HANOI — U.S. and Vietnamese leaders Monday hailed an agreement to elevate relations and spoke about the potential for boosting innovation and investment.
As he met with Vietnamese President Vo Van Thuong in Hanoi, U.S. President Joe Biden spoke about deepening collaboration on the “challenges that matter most to our people” and said it is remarkable “how far and how fast we’ve come.”
Thuong called the agreement a “momentous occasion” and said it was “opening up a new chapter.”
Biden earlier met with Prime Minister Pham Minh Chinh and the two attended a business forum where Biden discussed deepening collaboration with Vietnam on cloud computing, semiconductors and artificial intelligence.
He cited a “new stage” in U.S.-Vietnam relations and said the two countries need to continue partnerships.
“My message today is quite simple. Let’s keep it up,” Biden said.
Attendees at the meeting included executives from the top U.S. and Vietnamese semiconductor, tech and aviation firms.
The White House also announced a $7.8 billion deal between Boeing and Vietnam Airways that it said would support 30,000 jobs in the United States.
Monday’s talks came a day after the United States and Vietnam elevated their relationship to a “comprehensive strategic partnership” – a move the White House described as “unprecedented and momentous,” and that brings the U.S. level with its main adversary, China, which has the same upper-tier diplomatic status with Vietnam.
“The Vietnamese want a stronger relationship with the United States,” John Kirby, director of strategic communications for the National Security Council, told VOA on the sidelines of the trip. “The Vietnamese share many concerns that the United States has, both economically and from a security perspective in the region. We share a lot of interests; we also have a shared perspective of some of the challenges including the course of behavior of the PRC. It’s really quite a stunning turn of events over recent decades to see our two countries working together this closely.”
This is a big step from a nation that only established relations with the U.S. in 1995, and which has carefully calibrated its relationship with its powerful northern neighbor, China.
The elevation from comprehensive partnership to comprehensive strategic partnership is significant. Vietnam counts only four other nations on that level: China, Russia, India and South Korea.
The difference “sounds like word soup to those of us in the U.S., but for Vietnam, a communist state with a pretty rigid kind of Leninist hierarchy of diplomatic relations, this stuff actually matters,” said Gregory Poling, a senior fellow with the Center for Strategic and International Studies in Washington.
“Vietnam has a very clear hierarchy of diplomatic relations,” said Poling, who also serves as director of the Southeast Asia Program and Asia Maritime Transparency Initiative at the CSIS.

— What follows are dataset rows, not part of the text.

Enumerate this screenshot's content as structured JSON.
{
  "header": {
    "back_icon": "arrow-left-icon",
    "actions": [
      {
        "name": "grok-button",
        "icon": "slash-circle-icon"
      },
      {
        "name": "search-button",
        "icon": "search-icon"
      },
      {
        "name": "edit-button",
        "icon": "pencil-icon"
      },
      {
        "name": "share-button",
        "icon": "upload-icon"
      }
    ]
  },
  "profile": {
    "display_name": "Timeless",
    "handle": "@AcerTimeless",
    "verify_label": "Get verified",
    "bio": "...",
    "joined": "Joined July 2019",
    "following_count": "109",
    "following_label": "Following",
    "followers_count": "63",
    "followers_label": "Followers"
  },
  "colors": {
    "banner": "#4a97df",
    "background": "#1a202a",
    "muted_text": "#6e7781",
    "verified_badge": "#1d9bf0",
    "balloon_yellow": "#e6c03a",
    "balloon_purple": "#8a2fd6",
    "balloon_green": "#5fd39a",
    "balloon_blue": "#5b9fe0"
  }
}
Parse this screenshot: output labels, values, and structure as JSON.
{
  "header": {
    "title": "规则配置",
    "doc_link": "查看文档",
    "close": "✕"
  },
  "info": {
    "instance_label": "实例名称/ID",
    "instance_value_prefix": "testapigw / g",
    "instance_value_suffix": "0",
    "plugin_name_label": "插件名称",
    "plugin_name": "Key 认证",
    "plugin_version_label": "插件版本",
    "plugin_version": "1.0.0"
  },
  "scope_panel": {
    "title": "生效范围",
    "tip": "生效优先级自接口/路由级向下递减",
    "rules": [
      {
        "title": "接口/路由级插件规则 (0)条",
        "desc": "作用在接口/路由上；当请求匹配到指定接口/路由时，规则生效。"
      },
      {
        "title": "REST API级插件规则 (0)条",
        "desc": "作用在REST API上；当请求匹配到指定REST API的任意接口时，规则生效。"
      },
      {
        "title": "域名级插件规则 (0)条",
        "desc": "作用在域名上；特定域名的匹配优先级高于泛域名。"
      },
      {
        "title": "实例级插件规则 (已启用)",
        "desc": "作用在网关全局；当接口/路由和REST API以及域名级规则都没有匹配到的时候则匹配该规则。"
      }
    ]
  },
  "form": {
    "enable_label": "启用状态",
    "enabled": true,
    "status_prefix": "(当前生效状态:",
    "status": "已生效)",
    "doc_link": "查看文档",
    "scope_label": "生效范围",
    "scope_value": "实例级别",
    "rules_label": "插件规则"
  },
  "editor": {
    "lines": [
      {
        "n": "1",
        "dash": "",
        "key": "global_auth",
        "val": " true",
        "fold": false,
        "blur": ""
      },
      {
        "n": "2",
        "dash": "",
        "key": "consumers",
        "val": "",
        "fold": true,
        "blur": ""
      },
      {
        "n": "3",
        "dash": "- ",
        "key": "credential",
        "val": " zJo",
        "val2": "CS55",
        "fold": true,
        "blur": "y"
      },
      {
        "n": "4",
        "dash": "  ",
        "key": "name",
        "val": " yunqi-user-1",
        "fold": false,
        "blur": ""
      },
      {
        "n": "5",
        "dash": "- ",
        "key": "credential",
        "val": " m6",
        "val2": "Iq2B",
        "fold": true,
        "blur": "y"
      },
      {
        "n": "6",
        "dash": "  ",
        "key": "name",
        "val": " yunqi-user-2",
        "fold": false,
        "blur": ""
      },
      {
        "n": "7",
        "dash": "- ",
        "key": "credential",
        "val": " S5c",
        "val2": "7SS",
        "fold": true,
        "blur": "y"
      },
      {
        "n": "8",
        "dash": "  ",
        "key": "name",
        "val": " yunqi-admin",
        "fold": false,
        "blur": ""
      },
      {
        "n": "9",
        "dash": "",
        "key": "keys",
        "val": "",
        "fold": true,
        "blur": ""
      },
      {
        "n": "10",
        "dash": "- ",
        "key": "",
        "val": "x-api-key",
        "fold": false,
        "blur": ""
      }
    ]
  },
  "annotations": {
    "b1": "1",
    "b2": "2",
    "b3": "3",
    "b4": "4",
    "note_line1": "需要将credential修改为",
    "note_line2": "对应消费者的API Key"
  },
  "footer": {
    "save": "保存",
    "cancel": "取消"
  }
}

“There’s also rumors they may do that for Japan and Australia as well, all of which suggests that the Vietnamese are willing to take a bit of retaliation from China now to make that happen,” he added. “And that will send a message, I think, up and down the Vietnamese government that senior levels are committed to a closer relationship with the Americans, so everybody get on board.”
Bich Tran is a postdoctoral Fellow at the National University of Singapore’s Lee Kuan Yew School of Public Policy. Tran said the relationship was “due for an upgrade.”
“An official upgrade will empower Vietnamese officials in engaging with their American counterparts,” she said. “This year is considered the best time to do so because it marks 10 years of comprehensive partnership. An upgrade will entail deeper security cooperation between the two countries and Vietnam’s commitment to further improve its human rights record.”